- "For every monarchy overthrown the sky becomes less brilliant, because it loses a star. A republic is ugliness set free."
- "She fought him off vigorously, scratched, cried that she will die before she submits, but the chevalier paid no attention to her words and took her. Afterwards, she smiled coyly and told him: "Do not think, dear chevalier, that you won me against my will. Better thank our good preacher who reminded me that we are mortal, and a pleasure missed today is missed forever. Now we can proceed, for I missed too many pleasures while being too prudent for my own good." (Fable by Anatole France.)
- "If 50 million people say a foolish thing, it is still a foolish thing."
- "Nine tenths of education is encouragement."
- "All religions breed crime." (Thaïs)
- "The people who have no weaknesses are terrible: there is no way of taking advantage of them." (The Crime of Sylvestre Bonnard)
- "It is human nature to think wisely and act in an absurd fashion."
- "The whole art of teaching is only the art of awakening the natural curiosity of young minds for the purpose of satisfying it afterwards."
- "Until one has loved an animal, a part of one's soul remains unawakened."
- "Stupidity is far more dangerous than evil, for evil takes a break from time to time, stupidity does not."
- "All changes, even the most longed for, have their melancholy; for what we leave behind us is part of ourselves; we must die to one life before we can enter another."
- "We have never heard the devil's side of the story, God wrote the whole book."
- "One must learn to think well before learning to think; afterward it proves too difficult."

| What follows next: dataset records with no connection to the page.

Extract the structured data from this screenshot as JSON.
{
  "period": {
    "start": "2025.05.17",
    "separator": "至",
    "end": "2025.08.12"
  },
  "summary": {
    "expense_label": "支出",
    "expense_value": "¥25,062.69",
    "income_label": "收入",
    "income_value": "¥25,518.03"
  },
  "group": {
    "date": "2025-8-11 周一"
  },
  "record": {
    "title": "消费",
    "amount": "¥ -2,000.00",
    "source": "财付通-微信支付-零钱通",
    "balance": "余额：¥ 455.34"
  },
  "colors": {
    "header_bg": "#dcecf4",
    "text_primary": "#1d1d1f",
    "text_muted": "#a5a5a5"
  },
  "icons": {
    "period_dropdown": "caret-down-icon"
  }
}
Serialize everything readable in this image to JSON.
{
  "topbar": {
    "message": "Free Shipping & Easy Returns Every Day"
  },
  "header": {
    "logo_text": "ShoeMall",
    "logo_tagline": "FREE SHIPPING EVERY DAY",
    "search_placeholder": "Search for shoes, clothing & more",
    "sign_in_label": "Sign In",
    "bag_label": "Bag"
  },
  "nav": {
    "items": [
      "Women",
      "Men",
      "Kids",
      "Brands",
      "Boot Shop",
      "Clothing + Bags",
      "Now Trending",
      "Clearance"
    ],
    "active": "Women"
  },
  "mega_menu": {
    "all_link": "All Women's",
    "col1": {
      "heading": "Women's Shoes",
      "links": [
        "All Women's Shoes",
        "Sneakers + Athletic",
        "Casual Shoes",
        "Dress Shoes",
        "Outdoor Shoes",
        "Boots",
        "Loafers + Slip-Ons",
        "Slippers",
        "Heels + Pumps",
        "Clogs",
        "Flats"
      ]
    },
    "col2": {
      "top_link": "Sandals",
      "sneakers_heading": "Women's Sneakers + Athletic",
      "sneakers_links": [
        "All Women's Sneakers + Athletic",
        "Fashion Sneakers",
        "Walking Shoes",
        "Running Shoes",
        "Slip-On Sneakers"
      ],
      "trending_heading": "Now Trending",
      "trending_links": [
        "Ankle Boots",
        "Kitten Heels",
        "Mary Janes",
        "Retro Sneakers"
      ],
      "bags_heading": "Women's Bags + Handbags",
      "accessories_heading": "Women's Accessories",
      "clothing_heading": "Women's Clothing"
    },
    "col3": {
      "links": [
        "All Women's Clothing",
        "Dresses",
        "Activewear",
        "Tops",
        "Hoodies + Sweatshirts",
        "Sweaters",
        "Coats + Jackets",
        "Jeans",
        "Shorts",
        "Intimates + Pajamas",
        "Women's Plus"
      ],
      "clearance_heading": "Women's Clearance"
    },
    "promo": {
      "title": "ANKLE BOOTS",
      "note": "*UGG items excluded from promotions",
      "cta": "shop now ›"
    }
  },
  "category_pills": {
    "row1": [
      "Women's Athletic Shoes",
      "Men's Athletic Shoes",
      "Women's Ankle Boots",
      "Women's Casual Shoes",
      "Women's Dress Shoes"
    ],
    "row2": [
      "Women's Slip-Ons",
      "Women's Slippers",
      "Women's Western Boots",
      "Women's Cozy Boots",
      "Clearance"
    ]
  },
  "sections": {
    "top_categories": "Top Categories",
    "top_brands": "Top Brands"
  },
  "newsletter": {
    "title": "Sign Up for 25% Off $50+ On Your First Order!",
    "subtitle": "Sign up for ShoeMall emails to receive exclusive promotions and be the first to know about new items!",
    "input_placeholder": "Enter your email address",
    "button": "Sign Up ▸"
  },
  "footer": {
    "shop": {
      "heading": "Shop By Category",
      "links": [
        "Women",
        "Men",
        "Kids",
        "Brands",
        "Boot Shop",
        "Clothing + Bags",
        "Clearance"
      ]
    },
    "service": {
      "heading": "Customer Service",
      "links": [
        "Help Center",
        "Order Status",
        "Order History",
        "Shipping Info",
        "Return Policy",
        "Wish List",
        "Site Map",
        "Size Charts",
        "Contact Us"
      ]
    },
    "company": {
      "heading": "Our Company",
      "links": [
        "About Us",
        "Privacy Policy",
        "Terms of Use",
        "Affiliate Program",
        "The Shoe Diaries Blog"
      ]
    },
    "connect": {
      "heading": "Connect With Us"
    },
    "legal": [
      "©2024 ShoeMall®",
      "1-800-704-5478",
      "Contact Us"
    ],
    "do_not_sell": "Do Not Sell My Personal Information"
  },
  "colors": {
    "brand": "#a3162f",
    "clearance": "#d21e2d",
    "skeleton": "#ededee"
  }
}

- "An education isn't how much you have committed to memory, or even how much you know. It's being able to differentiate between what you do know and what you don't."

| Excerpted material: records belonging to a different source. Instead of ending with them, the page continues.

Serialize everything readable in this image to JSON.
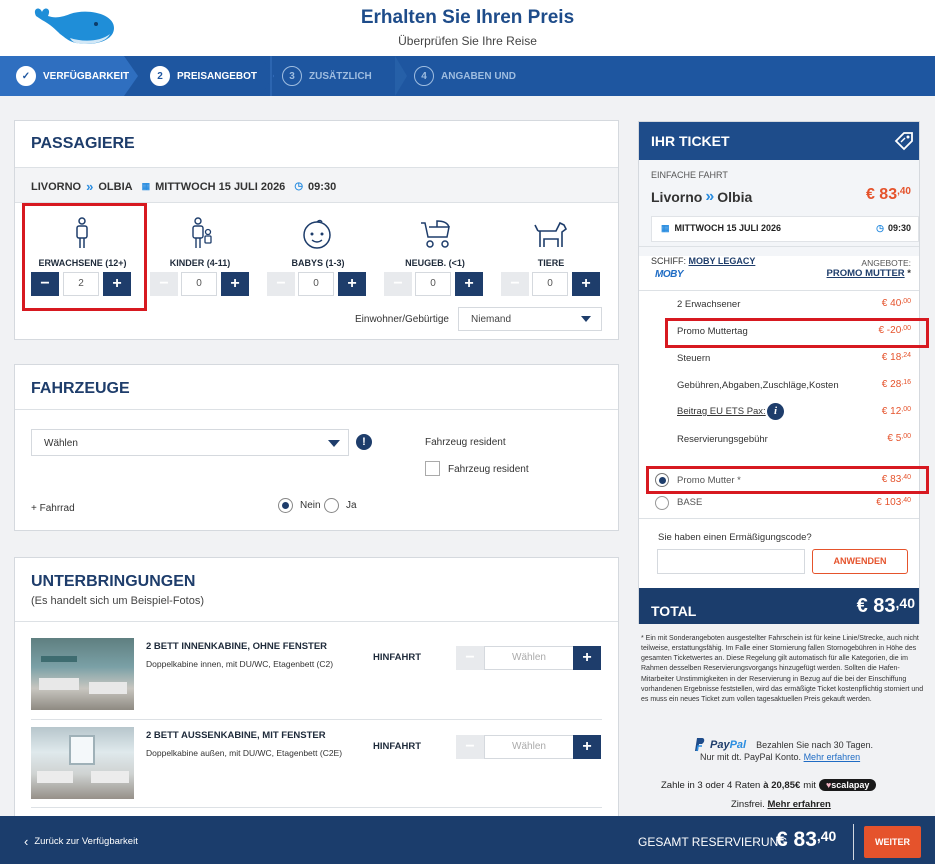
{
  "header": {
    "title": "Erhalten Sie Ihren Preis",
    "subtitle": "Überprüfen Sie Ihre Reise"
  },
  "steps": [
    {
      "num": "✓",
      "label": "VERFÜGBARKEIT"
    },
    {
      "num": "2",
      "label": "PREISANGEBOT"
    },
    {
      "num": "3",
      "label": "ZUSÄTZLICH"
    },
    {
      "num": "4",
      "label": "ANGABEN UND"
    }
  ],
  "passengers": {
    "title": "PASSAGIERE",
    "from": "LIVORNO",
    "to": "OLBIA",
    "date": "MITTWOCH 15 JULI 2026",
    "time": "09:30",
    "types": [
      {
        "label": "ERWACHSENE (12+)",
        "qty": "2"
      },
      {
        "label": "KINDER (4-11)",
        "qty": "0"
      },
      {
        "label": "BABYS (1-3)",
        "qty": "0"
      },
      {
        "label": "NEUGEB. (<1)",
        "qty": "0"
      },
      {
        "label": "TIERE",
        "qty": "0"
      }
    ],
    "resident_label": "Einwohner/Gebürtige",
    "resident_value": "Niemand"
  },
  "vehicles": {
    "title": "FAHRZEUGE",
    "select": "Wählen",
    "resident_title": "Fahrzeug resident",
    "resident_checkbox": "Fahrzeug resident",
    "bike": "+ Fahrrad",
    "no": "Nein",
    "yes": "Ja"
  },
  "accommodations": {
    "title": "UNTERBRINGUNGEN",
    "subtitle": "(Es handelt sich um Beispiel-Fotos)",
    "items": [
      {
        "name": "2 BETT INNENKABINE, OHNE FENSTER",
        "desc": "Doppelkabine innen, mit DU/WC, Etagenbett (C2)",
        "dir": "HINFAHRT",
        "select": "Wählen"
      },
      {
        "name": "2 BETT AUSSENKABINE, MIT FENSTER",
        "desc": "Doppelkabine außen, mit DU/WC, Etagenbett (C2E)",
        "dir": "HINFAHRT",
        "select": "Wählen"
      }
    ]
  },
  "ticket": {
    "title": "IHR TICKET",
    "trip_type": "EINFACHE FAHRT",
    "from": "Livorno",
    "to": "Olbia",
    "price_int": "€ 83",
    "price_dec": ",40",
    "date": "MITTWOCH 15 JULI 2026",
    "time": "09:30",
    "ship_label": "SCHIFF:",
    "ship": "MOBY LEGACY",
    "brand": "MOBY",
    "offers_label": "ANGEBOTE:",
    "offer": "PROMO MUTTER",
    "offer_star": "*",
    "lines": [
      {
        "label": "2 Erwachsener",
        "int": "€ 40",
        "dec": ",00"
      },
      {
        "label": "Promo Muttertag",
        "int": "€ -20",
        "dec": ",00"
      },
      {
        "label": "Steuern",
        "int": "€ 18",
        "dec": ",24"
      },
      {
        "label": "Gebühren,Abgaben,Zuschläge,Kosten",
        "int": "€ 28",
        "dec": ",16"
      },
      {
        "label": "Beitrag EU ETS Pax:",
        "int": "€ 12",
        "dec": ",00"
      },
      {
        "label": "Reservierungsgebühr",
        "int": "€ 5",
        "dec": ",00"
      }
    ],
    "fares": [
      {
        "label": "Promo Mutter *",
        "int": "€ 83",
        "dec": ",40"
      },
      {
        "label": "BASE",
        "int": "€ 103",
        "dec": ",40"
      }
    ],
    "discount_q": "Sie haben einen Ermäßigungscode?",
    "apply": "ANWENDEN",
    "total_label": "TOTAL",
    "total_int": "€ 83",
    "total_dec": ",40"
  },
  "note": "* Ein mit Sonderangeboten ausgestellter Fahrschein ist für keine Linie/Strecke, auch nicht teilweise, erstattungsfähig. Im Falle einer Stornierung fallen Stornogebühren in Höhe des gesamten Ticketwertes an. Diese Regelung gilt automatisch für alle Kategorien, die im Rahmen desselben Reservierungsvorgangs hinzugefügt werden. Sollten die Hafen-Mitarbeiter Unstimmigkeiten in der Reservierung in Bezug auf die bei der Einschiffung vorhandenen Ergebnisse feststellen, wird das ermäßigte Ticket kostenpflichtig storniert und es muss ein neues Ticket zum vollen tagesaktuellen Preis gekauft werden.",
  "paypal": {
    "brand1": "Pay",
    "brand2": "Pal",
    "line1": "Bezahlen Sie nach 30 Tagen.",
    "line2": "Nur mit dt. PayPal Konto.",
    "link": "Mehr erfahren"
  },
  "scalapay": {
    "text": "Zahle in 3 oder 4 Raten",
    "amount": "à 20,85€",
    "mit": "mit",
    "brand": "scalapay",
    "line2": "Zinsfrei.",
    "link": "Mehr erfahren"
  },
  "footer": {
    "back": "Zurück zur Verfügbarkeit",
    "total_label": "GESAMT RESERVIERUNG",
    "total_int": "€ 83",
    "total_dec": ",40",
    "next": "WEITER"
  },
  "colors": {
    "navy": "#1e3d6b",
    "blue": "#1e56a0",
    "orange": "#e5532c",
    "highlight": "#d71920"
  }
}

- "When a thing has been said and well said, have no scruple; take it and copy it."
- w:fr:Anatole France
- "Marcel Proust: A Life, by Edmund White,".
- "Anatole France". benonsensical. 24 July 2010.
- Halsall, Paul (May l, 1998). "Modern History Sourcebook: Index librorum prohibitorum, 1557–1966 (Index of Prohibited Books)". Internet History Sourcebooks Project (Fordham University).
- Current Opinion, September 1922, p. 295.
- Edouard Leduc (2004). Anatole France avant l'oubli. Editions Publibook. pp. 222–. ISBN 978-2-7483-0397-1. Retrieved 12 June 2013.
- Lahy-Hollebecque, M. (1924). Anatole France et la femme. Baudinière, 1924, 252 p.
- Orwell, Collected Works, I Have Tried to Tell the Truth, p.262
|Wikiquote has a collection of quotations related to: Anatole France|
|Wikimedia Commons has media related to Anatole France.|
- Works by Anatole France at Project Gutenberg
- Works by Anatole France on Open Library at the Internet Archive
- Works by or about Anatole France in libraries (WorldCat catalog)
- Anatole France: A Brief Introduction
- Anatole France, Nobel Prize Winner by Herbert S. Gorman, The New York Times, 20 November 1921
- Correspondence with architect Jean-Paul Oury at Syracuse University
- Université McGill: le roman selon les romanciers
- (French) Anatole France, his work in audio version
- Dreyfus Rehabilitated